The risk that the yen will resume its climb to 100 per dollar is “likely to be limited ahead of the U.S. jobs data on Friday,” Masafumi Yamamoto, the chief currency strategist at Mizuho Securities Co. in Tokyo, wrote in a note to clients. “A strong number would refuel expectations for a September rate hike and support the dollar.”
South Korea’s won rose 0.5 percent versus the dollar, the best performance among 16 major currencies. That followed a 1 percent decline in the last session, when it was the worst performer.
The MSCI All Country World Index gained 0.1 percent, snapping a four-day losing streak. The Stoxx Europe 600 Index rose 0.2 percent, even as the U.K.’s FTSE 100 Index lost 0.2 percent as trading resumed following a holiday.
The MSCI Asia Pacific Index advanced 0.2 percent. Benchmarks in Hong Kong and India were the region’s best performers, climbing about 1 percent. Japan’s Topix index closed little changed following a 2 percent jump in the last session.
China Southern Airlines Co., Asia’s biggest carrier by passengers, tumbled as much as 8.3 percent in Hong Kong after reporting a 10 percent slide in first-half net income. Flag carrier Air China Ltd. and China Eastern Airlines Corp. will report earnings on Tuesday, as will Industrial & Commercial Bank of China Ltd. and Bank of China Ltd.
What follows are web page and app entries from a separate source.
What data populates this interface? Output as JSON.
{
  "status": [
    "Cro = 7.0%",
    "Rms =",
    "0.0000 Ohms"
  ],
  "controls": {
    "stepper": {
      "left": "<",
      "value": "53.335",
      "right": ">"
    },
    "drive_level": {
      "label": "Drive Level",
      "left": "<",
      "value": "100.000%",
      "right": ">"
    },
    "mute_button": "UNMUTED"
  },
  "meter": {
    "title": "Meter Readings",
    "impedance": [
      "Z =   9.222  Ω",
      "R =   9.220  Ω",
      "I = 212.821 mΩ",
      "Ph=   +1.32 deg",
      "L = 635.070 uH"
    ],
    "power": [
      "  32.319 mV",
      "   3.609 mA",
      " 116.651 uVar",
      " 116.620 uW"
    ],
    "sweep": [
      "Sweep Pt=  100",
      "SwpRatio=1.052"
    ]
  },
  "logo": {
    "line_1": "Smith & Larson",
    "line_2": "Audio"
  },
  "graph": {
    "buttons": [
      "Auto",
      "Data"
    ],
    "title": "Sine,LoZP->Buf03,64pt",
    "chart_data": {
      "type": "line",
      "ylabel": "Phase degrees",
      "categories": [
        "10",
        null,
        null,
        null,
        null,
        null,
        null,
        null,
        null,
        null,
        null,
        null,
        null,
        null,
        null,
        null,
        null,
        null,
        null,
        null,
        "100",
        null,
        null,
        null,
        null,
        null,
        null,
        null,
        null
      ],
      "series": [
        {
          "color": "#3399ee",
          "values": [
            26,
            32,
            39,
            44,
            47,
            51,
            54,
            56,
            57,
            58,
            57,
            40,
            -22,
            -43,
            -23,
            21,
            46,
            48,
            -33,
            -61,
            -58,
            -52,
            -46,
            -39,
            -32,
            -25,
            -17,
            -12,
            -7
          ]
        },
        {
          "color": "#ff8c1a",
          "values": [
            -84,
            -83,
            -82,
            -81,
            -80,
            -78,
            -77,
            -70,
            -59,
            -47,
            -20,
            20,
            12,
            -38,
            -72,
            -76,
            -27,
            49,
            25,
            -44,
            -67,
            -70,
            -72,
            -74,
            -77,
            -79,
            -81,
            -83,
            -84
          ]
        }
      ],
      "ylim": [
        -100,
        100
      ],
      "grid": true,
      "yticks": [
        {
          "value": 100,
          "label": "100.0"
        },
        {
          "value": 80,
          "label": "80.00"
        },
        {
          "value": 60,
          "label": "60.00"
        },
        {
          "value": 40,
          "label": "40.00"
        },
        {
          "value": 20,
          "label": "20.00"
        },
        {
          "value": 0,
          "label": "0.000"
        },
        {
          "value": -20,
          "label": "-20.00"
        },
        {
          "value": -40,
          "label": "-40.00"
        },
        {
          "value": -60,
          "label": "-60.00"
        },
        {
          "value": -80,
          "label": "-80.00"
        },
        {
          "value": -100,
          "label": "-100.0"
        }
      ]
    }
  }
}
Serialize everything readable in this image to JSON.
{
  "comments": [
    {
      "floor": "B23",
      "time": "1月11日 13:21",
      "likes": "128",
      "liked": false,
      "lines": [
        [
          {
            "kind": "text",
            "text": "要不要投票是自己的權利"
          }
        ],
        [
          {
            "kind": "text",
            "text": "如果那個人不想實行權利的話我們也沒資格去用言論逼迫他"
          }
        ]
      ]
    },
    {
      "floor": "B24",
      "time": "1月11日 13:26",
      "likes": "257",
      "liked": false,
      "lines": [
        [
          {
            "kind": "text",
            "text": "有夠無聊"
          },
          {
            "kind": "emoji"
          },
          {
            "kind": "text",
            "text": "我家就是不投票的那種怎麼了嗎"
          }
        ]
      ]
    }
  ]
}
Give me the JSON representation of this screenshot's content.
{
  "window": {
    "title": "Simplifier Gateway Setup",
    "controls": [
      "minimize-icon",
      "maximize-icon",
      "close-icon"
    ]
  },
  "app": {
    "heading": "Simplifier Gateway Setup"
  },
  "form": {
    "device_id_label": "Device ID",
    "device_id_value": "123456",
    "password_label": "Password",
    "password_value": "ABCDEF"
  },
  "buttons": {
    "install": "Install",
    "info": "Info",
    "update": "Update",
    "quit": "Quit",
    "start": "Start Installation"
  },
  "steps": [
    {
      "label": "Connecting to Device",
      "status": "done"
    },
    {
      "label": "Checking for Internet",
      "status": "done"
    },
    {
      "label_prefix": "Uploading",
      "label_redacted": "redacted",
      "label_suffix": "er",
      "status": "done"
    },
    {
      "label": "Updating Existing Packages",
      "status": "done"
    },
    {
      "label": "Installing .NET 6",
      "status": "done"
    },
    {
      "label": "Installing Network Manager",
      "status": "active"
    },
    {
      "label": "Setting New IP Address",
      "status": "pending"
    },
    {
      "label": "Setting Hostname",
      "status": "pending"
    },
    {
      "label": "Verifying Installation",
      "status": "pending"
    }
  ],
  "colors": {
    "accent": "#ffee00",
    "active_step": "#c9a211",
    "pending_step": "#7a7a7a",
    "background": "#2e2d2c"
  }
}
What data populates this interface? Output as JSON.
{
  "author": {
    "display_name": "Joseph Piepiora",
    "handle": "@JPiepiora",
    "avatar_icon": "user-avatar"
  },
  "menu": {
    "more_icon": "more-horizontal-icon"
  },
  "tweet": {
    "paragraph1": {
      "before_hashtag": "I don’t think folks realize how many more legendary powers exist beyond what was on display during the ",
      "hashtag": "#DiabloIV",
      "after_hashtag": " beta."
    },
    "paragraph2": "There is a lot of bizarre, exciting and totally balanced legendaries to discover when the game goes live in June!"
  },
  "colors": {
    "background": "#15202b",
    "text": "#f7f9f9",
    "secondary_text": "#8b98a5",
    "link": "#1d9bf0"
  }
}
Futures on the S&P 500 fell less than 0.1 percent, after the U.S. benchmark added 0.5 percent in the last session. With the American quarterly earnings season all but complete, almost 80 percent of companies included in the measure beat profit estimates, and 55 percent topped sales expectations. Analysts project net income at the gauge’s members will decline 1.3 percent in the third quarter, which would mark a sixth straight contraction.
The yield on U.S. government debt due in a decade increased by three basis points to 1.59 percent, after dropping seven basis points on Monday. The rate on two-year notes increased by one basis point to 0.82 percent.
The Fed is “likely to tighten in September, at least as long as the jobs number comes in OK,” Michael Pond, head of global inflation market strategy at Barclays Capital Inc. in New York, said on Bloomberg Television. “Hawkish Fed rhetoric has certainly increased recently. It’ll take a decent number, like 200,000, for them to go.”
West Texas Intermediate crude was up 0.3 percent at $47.14 a barrel. U.S. stockpiles probably increased by 1.5 million barrels last week, according to analysts surveyed by Bloomberg before official data due Wednesday. Oil explorers discovered just 2.7 billion barrels of new supply in 2015, the smallest amount since 1947, and this year’s tally is on track to be even smaller, according to figures from consulting firm Wood Mackenzie Ltd.
Copper was little changed in London, after earlier climbing as much as 0.7 percent after data showed U.S. consumer spending rose for a fourth month in July. Nickel added 0.2 percent.
“The overnight U.S. news is lifting market sentiment a bit,” Ji Xianfei, an analyst with Guotai Junan Futures Ltd., said by phone from Shanghai, “Though for copper, it still looks weak in its fundamentals and may hover around the trough.”
Gold fell 0.2 percent to about $1,321 an ounce, after snapping a six-day losing streak in the last session. Central banks, the biggest holders of bullion, cut their purchases by 40 percent from a year earlier in the last quarter to the lowest since 2011, World Gold Council figures compiled by Bloomberg show.